I remember my college lit teacher ranting about how both the writer and the reader are selfish little animals that are “in it” purely for personal gain – about how a writer always writes about himself and a reader always reads about himself, and all-in-all they are both just self-centred little scumbags. A bit of a gross generalisation there, if you ask me, but I was willing to give him the benefit of the doubt. In the end, I guess that is roughly why I always enjoyed reading – because of the kick I got out of it, not because I was keen on picking someone else’s brain. And speaking of picking brains, some neuroscientists and psychologists seem to be quite partial to finding out what reading fiction does to us – neurologically. And from their findings it seems that we might not be such selfish little dirt bags after all.

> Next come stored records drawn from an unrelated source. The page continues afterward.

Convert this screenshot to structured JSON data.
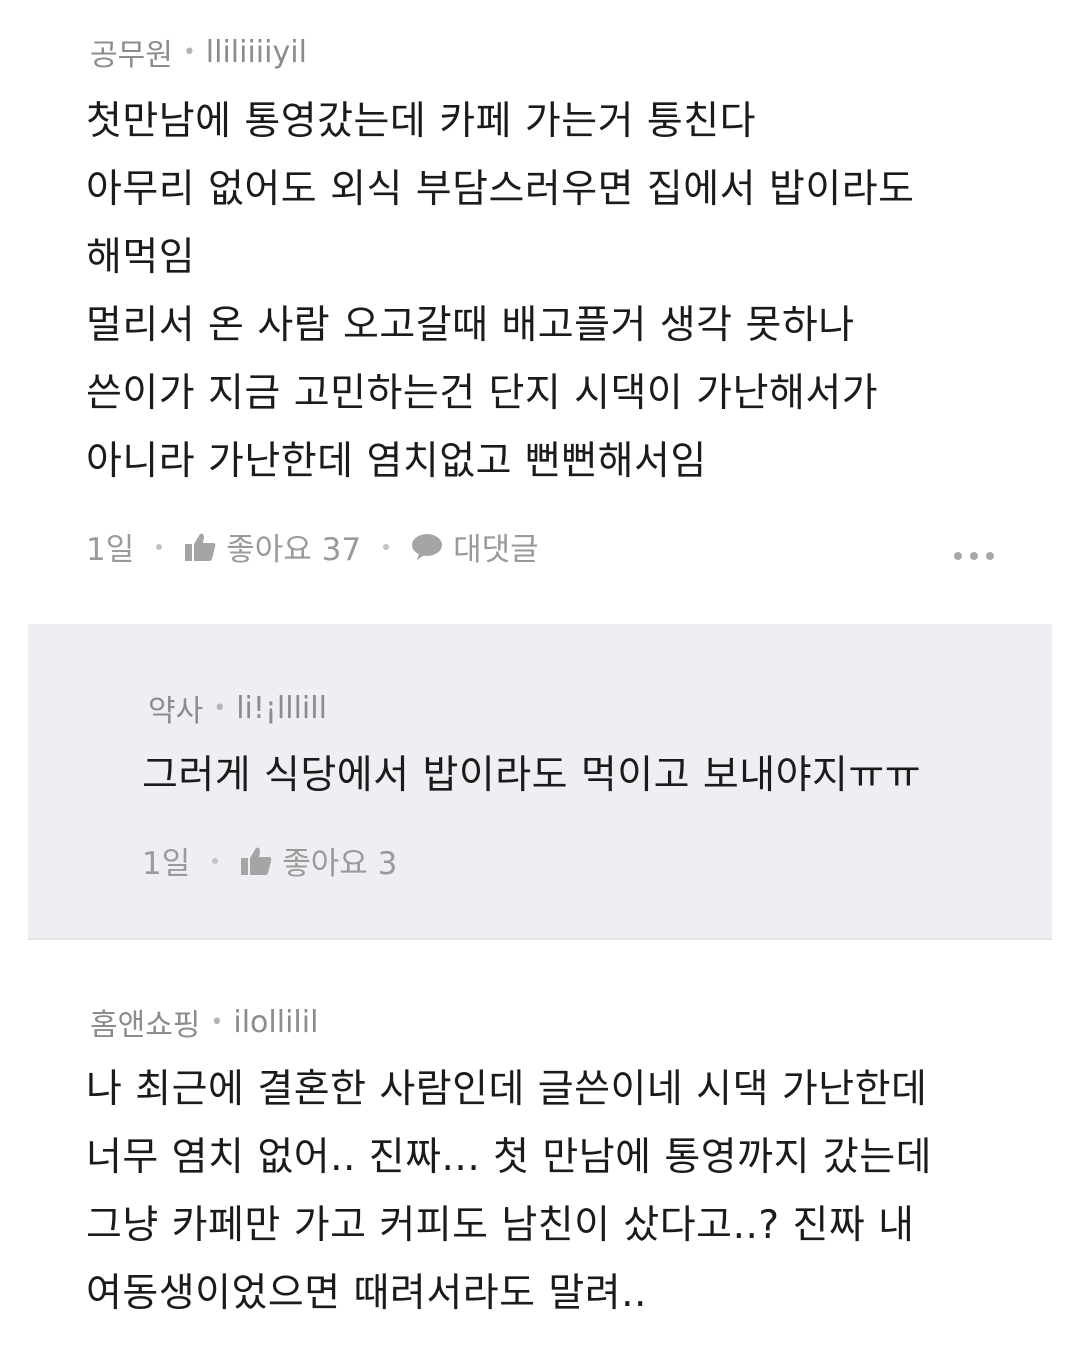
{
  "comments": [
    {
      "nickname": "공무원",
      "user_id": "lliliiiiyil",
      "lines": [
        "첫만남에 통영갔는데 카페 가는거 퉁친다",
        "아무리 없어도 외식 부담스러우면 집에서 밥이라도",
        "해먹임",
        "멀리서 온 사람 오고갈때 배고플거 생각 못하나",
        "쓴이가 지금 고민하는건 단지 시댁이 가난해서가",
        "아니라 가난한데 염치없고 뻔뻔해서임"
      ],
      "time": "1일",
      "like_label": "좋아요 37",
      "reply_label": "대댓글"
    }
  ],
  "reply": {
    "nickname": "약사",
    "user_id": "li!¡lllill",
    "text": "그러게 식당에서 밥이라도 먹이고 보내야지ㅠㅠ",
    "time": "1일",
    "like_label": "좋아요 3"
  },
  "comment2": {
    "nickname": "홈앤쇼핑",
    "user_id": "ilollilil",
    "lines": [
      "나 최근에 결혼한 사람인데 글쓴이네 시댁 가난한데",
      "너무 염치 없어.. 진짜... 첫 만남에 통영까지 갔는데",
      "그냥 카페만 가고 커피도 남친이 샀다고..? 진짜 내",
      "여동생이었으면 때려서라도 말려.."
    ]
  }
}
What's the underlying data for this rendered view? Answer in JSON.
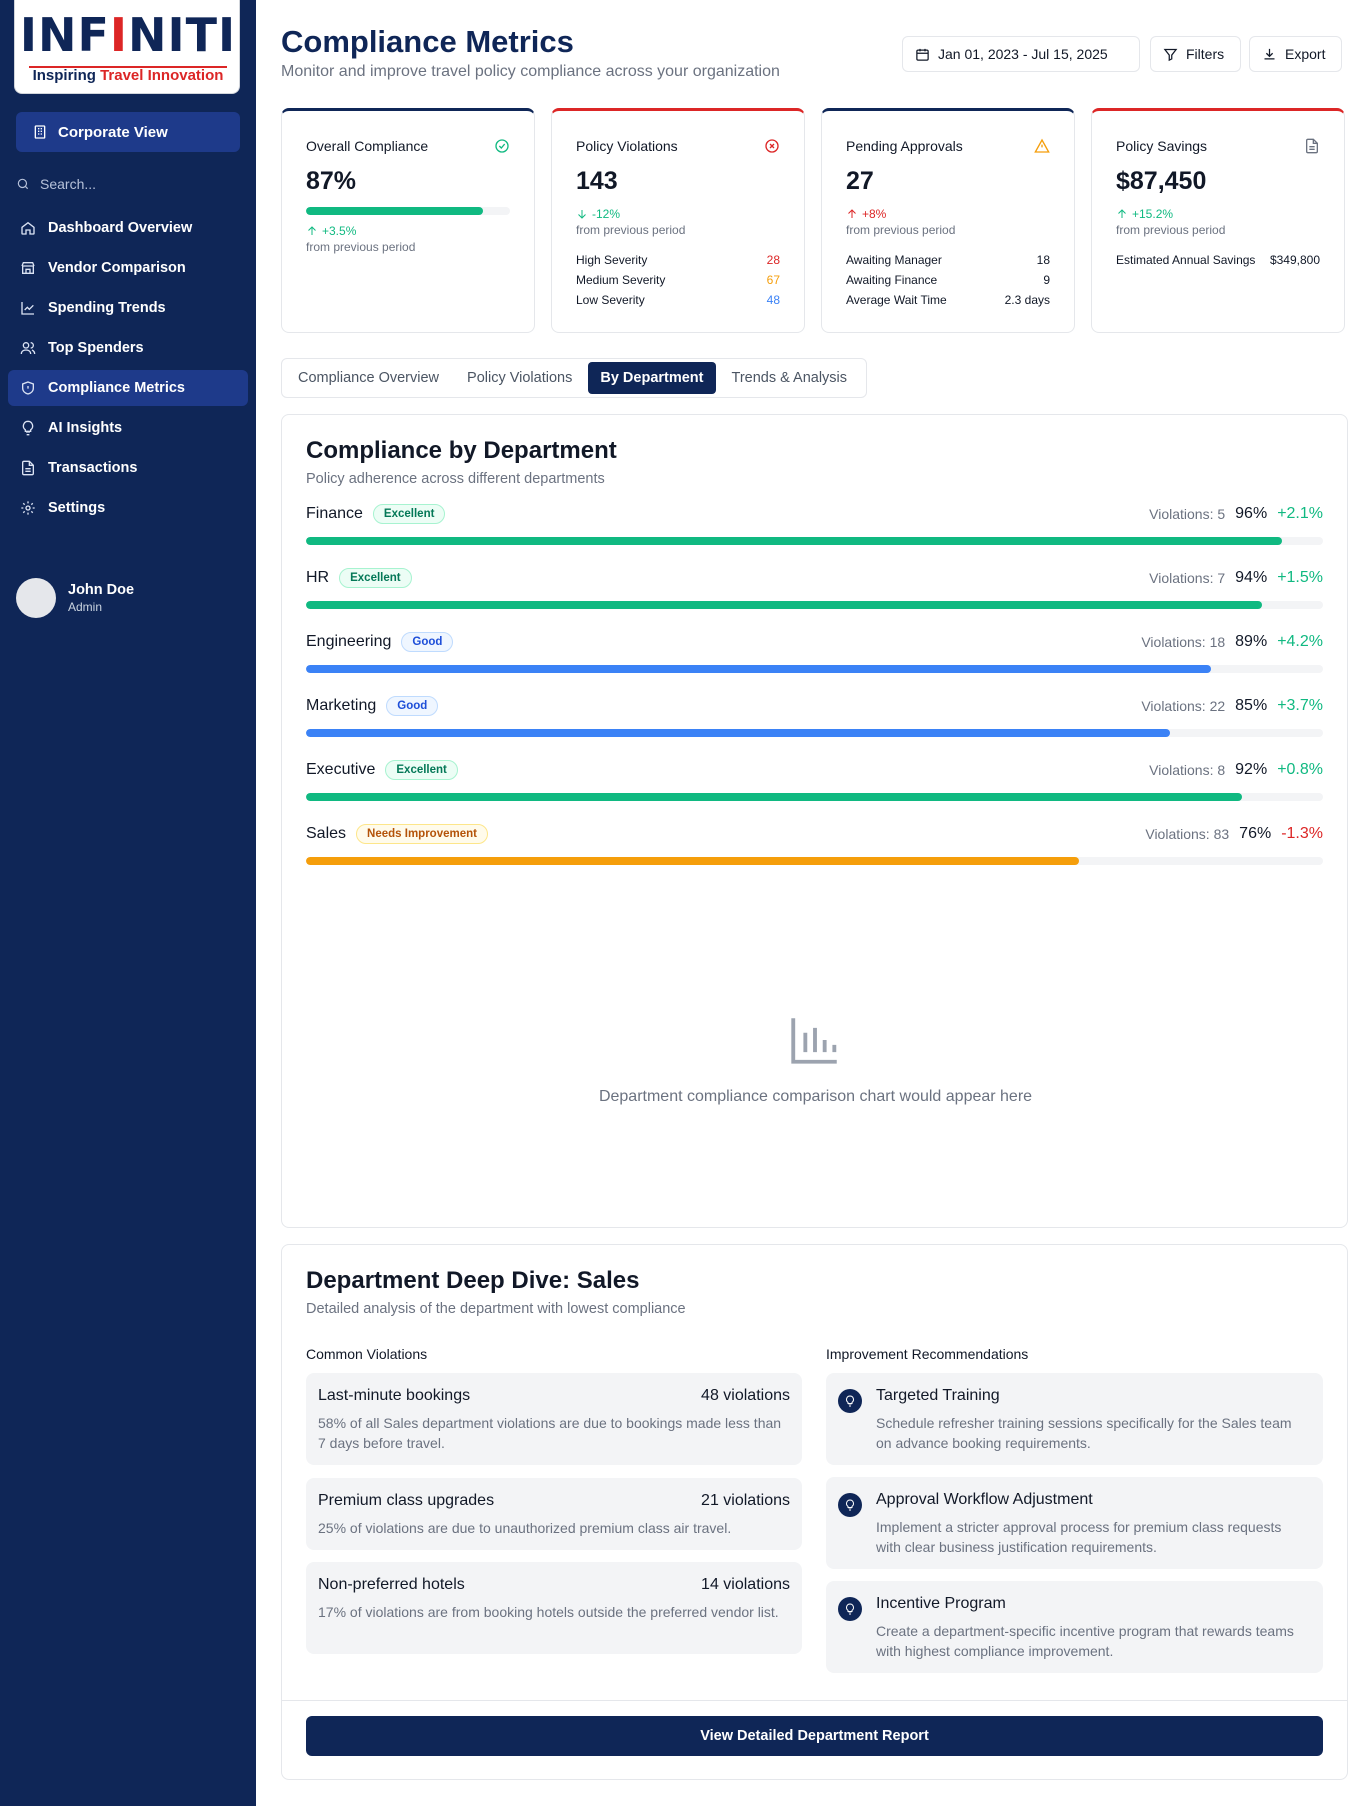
{
  "brand": {
    "logo_text_a": "INF",
    "logo_text_dot": "I",
    "logo_text_b": "NITI",
    "tagline_a": "Inspiring ",
    "tagline_b": "Travel Innovation"
  },
  "sidebar": {
    "view_button": "Corporate View",
    "search_placeholder": "Search...",
    "items": [
      {
        "label": "Dashboard Overview",
        "icon": "home-icon"
      },
      {
        "label": "Vendor Comparison",
        "icon": "store-icon"
      },
      {
        "label": "Spending Trends",
        "icon": "line-chart-icon"
      },
      {
        "label": "Top Spenders",
        "icon": "users-icon"
      },
      {
        "label": "Compliance Metrics",
        "icon": "shield-icon",
        "active": true
      },
      {
        "label": "AI Insights",
        "icon": "lightbulb-icon"
      },
      {
        "label": "Transactions",
        "icon": "document-icon"
      },
      {
        "label": "Settings",
        "icon": "gear-icon"
      }
    ],
    "user": {
      "name": "John Doe",
      "role": "Admin"
    }
  },
  "header": {
    "title": "Compliance Metrics",
    "subtitle": "Monitor and improve travel policy compliance across your organization",
    "date_range": "Jan 01, 2023 - Jul 15, 2025",
    "filters_label": "Filters",
    "export_label": "Export"
  },
  "metrics": {
    "overall": {
      "title": "Overall Compliance",
      "value": "87%",
      "progress": 0.87,
      "delta": "+3.5%",
      "from": "from previous period"
    },
    "violations": {
      "title": "Policy Violations",
      "value": "143",
      "delta": "-12%",
      "from": "from previous period",
      "rows": [
        {
          "label": "High Severity",
          "value": "28",
          "color": "#dc2626"
        },
        {
          "label": "Medium Severity",
          "value": "67",
          "color": "#f59e0b"
        },
        {
          "label": "Low Severity",
          "value": "48",
          "color": "#3b82f6"
        }
      ]
    },
    "approvals": {
      "title": "Pending Approvals",
      "value": "27",
      "delta": "+8%",
      "from": "from previous period",
      "rows": [
        {
          "label": "Awaiting Manager",
          "value": "18"
        },
        {
          "label": "Awaiting Finance",
          "value": "9"
        },
        {
          "label": "Average Wait Time",
          "value": "2.3 days"
        }
      ]
    },
    "savings": {
      "title": "Policy Savings",
      "value": "$87,450",
      "delta": "+15.2%",
      "from": "from previous period",
      "rows": [
        {
          "label": "Estimated Annual Savings",
          "value": "$349,800"
        }
      ]
    }
  },
  "tabs": [
    {
      "label": "Compliance Overview"
    },
    {
      "label": "Policy Violations"
    },
    {
      "label": "By Department",
      "active": true
    },
    {
      "label": "Trends & Analysis"
    }
  ],
  "departments": {
    "title": "Compliance by Department",
    "subtitle": "Policy adherence across different departments",
    "items": [
      {
        "name": "Finance",
        "badge": "Excellent",
        "violations": "Violations: 5",
        "percent": "96%",
        "change": "+2.1%",
        "value": 0.96,
        "color": "#10b981"
      },
      {
        "name": "HR",
        "badge": "Excellent",
        "violations": "Violations: 7",
        "percent": "94%",
        "change": "+1.5%",
        "value": 0.94,
        "color": "#10b981"
      },
      {
        "name": "Engineering",
        "badge": "Good",
        "violations": "Violations: 18",
        "percent": "89%",
        "change": "+4.2%",
        "value": 0.89,
        "color": "#3b82f6"
      },
      {
        "name": "Marketing",
        "badge": "Good",
        "violations": "Violations: 22",
        "percent": "85%",
        "change": "+3.7%",
        "value": 0.85,
        "color": "#3b82f6"
      },
      {
        "name": "Executive",
        "badge": "Excellent",
        "violations": "Violations: 8",
        "percent": "92%",
        "change": "+0.8%",
        "value": 0.92,
        "color": "#10b981"
      },
      {
        "name": "Sales",
        "badge": "Needs Improvement",
        "violations": "Violations: 83",
        "percent": "76%",
        "change": "-1.3%",
        "value": 0.76,
        "color": "#f59e0b"
      }
    ],
    "placeholder": "Department compliance comparison chart would appear here"
  },
  "deep_dive": {
    "title": "Department Deep Dive: Sales",
    "subtitle": "Detailed analysis of the department with lowest compliance",
    "violations_head": "Common Violations",
    "recs_head": "Improvement Recommendations",
    "violations": [
      {
        "title": "Last-minute bookings",
        "count": "48 violations",
        "desc": "58% of all Sales department violations are due to bookings made less than 7 days before travel."
      },
      {
        "title": "Premium class upgrades",
        "count": "21 violations",
        "desc": "25% of violations are due to unauthorized premium class air travel."
      },
      {
        "title": "Non-preferred hotels",
        "count": "14 violations",
        "desc": "17% of violations are from booking hotels outside the preferred vendor list."
      }
    ],
    "recommendations": [
      {
        "title": "Targeted Training",
        "desc": "Schedule refresher training sessions specifically for the Sales team on advance booking requirements."
      },
      {
        "title": "Approval Workflow Adjustment",
        "desc": "Implement a stricter approval process for premium class requests with clear business justification requirements."
      },
      {
        "title": "Incentive Program",
        "desc": "Create a department-specific incentive program that rewards teams with highest compliance improvement."
      }
    ],
    "button": "View Detailed Department Report"
  }
}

It hardly comes as a surprise that there is no special part of the brain dedicated solely to understanding stories (or at least we didn’t evolve that far yet, ha!). Instead, we use basic cognitive functions to make sense of what we are reading. In other words, our brain uses the same tools for understanding the stories as it does for understanding the real world. Therefore, when we read stories, we invoke our personal experiences. Have you ever read a story and had a “been there, done that” moment when the protagonist was going through a situation very similar to one of your own experiences? Raymond Mar, a psychologist at York University in Canada, says that we can not only relate to fictional characters (duh!), but through reading, we are also able to gain new insight into things that have happened to us in the past. And like that, real life shapes fiction, which shapes real life, which shapes fiction, which… you get the idea. I think this also sums up the reason why two different individuals can interpret the same art of fiction completely differently. Read More